On the supposition of Shakespeare having been an attorney's clerk at Stratford we may likewise see how, when very young, he contracted his taste for theatricals, even if he had never left that locality till the unlucky affair of Sir Thomas Lucy's deer. It appears from the records of the Corporation of Stratford, that nearly every year the town was visited by strolling companies of players, calling themselves “the Earl of Derby's servants,” “the Earl of Leicester's servants,” and “Her Majesty's servants." These companies are most graphically represented to us by the strolling
for Nisi Prius sittings; but the Puisnes were entirely liberated when proclamation was made at the rising of the court on the last day of term, in the form still preserved, that “all manner of persons may take their ease, and give their attendance here again on the first day of the ensuing term.” An old lady very lately deceased, a daughter of Mr. Justice Blackstone, who was a puisne judge of the Common Pleas and lived near Abingdon, used to relate that the day after term ended, the family coach, with four black long-tailed horses, used regularly to come at an early hour to Serjeants' Inn to conduct them to their country house; and there the Judge and his family remained till they travelled to London in the same style on the essoin-day of the following term. When a student of law, I had the honour of being presented to the oldest of the judges, Mr. Justice Grose, famous for his beautiful seat in the Isle of Wight, where he leisurely spent a considerable part of the year, more majorum. To his question to me, “Where do you live ?” I answered, “ I have chambers in Lincoln's Inn, my Lord.” “Ah!” replied he, “ but I mean—when term is over.”
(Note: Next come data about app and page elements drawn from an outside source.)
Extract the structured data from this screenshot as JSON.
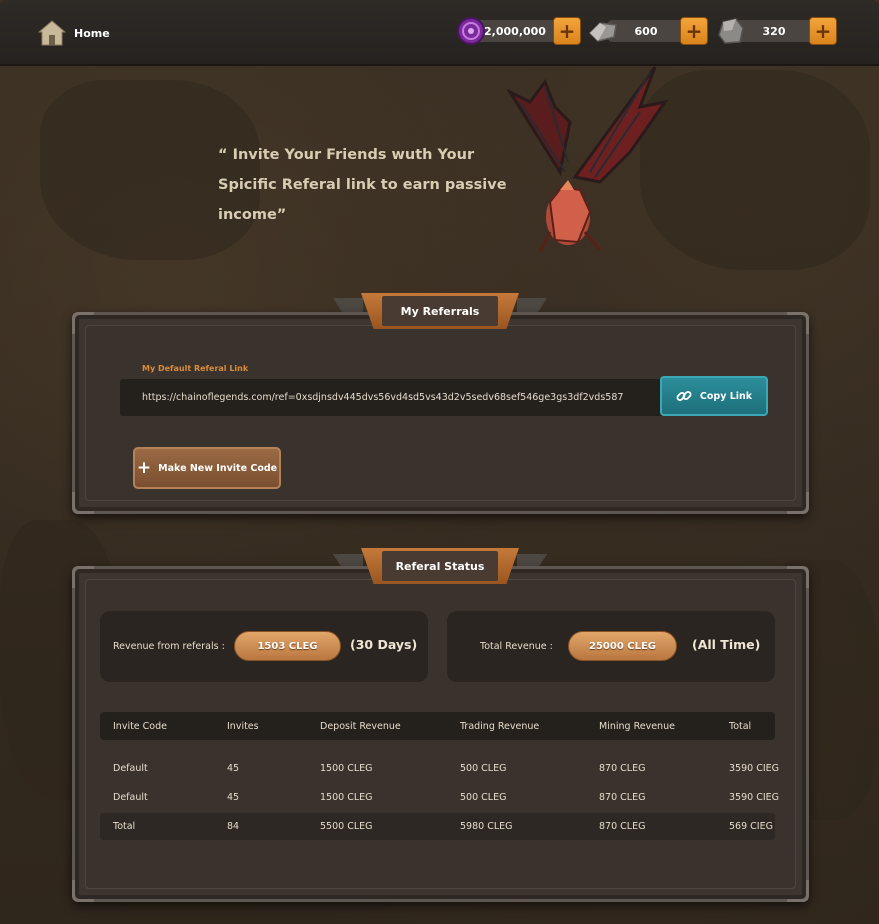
{
  "header": {
    "home_label": "Home",
    "resources": [
      {
        "icon": "purple-gem-icon",
        "value": "2,000,000"
      },
      {
        "icon": "iron-ingot-icon",
        "value": "600"
      },
      {
        "icon": "stone-ore-icon",
        "value": "320"
      }
    ]
  },
  "hero": {
    "quote": "“ Invite Your Friends wuth Your Spicific Referal link to earn passive income”"
  },
  "referrals": {
    "title": "My Referrals",
    "link_label": "My Default Referal Link",
    "link_value": "https://chainoflegends.com/ref=0xsdjnsdv445dvs56vd4sd5vs43d2v5sedv68sef546ge3gs3df2vds587",
    "copy_label": "Copy Link",
    "invite_label": "Make New Invite Code"
  },
  "status": {
    "title": "Referal Status",
    "revenue_label": "Revenue from referals :",
    "revenue_value": "1503 CLEG",
    "revenue_period": "(30 Days)",
    "total_label": "Total Revenue :",
    "total_value": "25000 CLEG",
    "total_period": "(All Time)",
    "table": {
      "headers": [
        "Invite Code",
        "Invites",
        "Deposit Revenue",
        "Trading Revenue",
        "Mining Revenue",
        "Total"
      ],
      "rows": [
        [
          "Default",
          "45",
          "1500 CLEG",
          "500 CLEG",
          "870 CLEG",
          "3590 CIEG"
        ],
        [
          "Default",
          "45",
          "1500 CLEG",
          "500 CLEG",
          "870 CLEG",
          "3590 CIEG"
        ],
        [
          "Total",
          "84",
          "5500 CLEG",
          "5980 CLEG",
          "870 CLEG",
          "569 CIEG"
        ]
      ]
    }
  },
  "colors": {
    "accent_orange": "#d9841c",
    "copy_teal": "#1d6f7a",
    "panel_bg": "#3a332d"
  }
}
players in ‘Hamlet' and in the Taming of the Shrew.' The custom at Stratford was for the players on their arrival to wait upon the Bailiff and Aldermen to obtain a licence to perform in the town. The Guildhall was generally allotted to them, and was fitted up as a theatre according to the simple and rude notions of the age. We may easily conceive that Will Shakespeare, son of the chief magistrate who granted the licence, now a bustling attorney's clerk, would actually assist in these proceedings when his master's office was closed for the day; and that he might thus readily become intimate with the manager and the performers, some of whom were said to be his fellow townsmen. He might well have officiated as prompter, the duty said to have been first assigned to him in the theatre at the Black-friars. The travelling associations of actors at that period consisted generally of not more than from five to ten members; and when a play to be performed in the Guildhall at Stratford contained more characters than individuals in the list of strollers, it would be no great stretch of imagination to suppose that, instead of mutilating the piece by suppression, or awkwardly assigning two parts to one performer, "pleasant Willy's” assistance was called in; and our great dramatist may thus have commenced his career as an actor in his native town.
To prove that he had been bred in an attorney's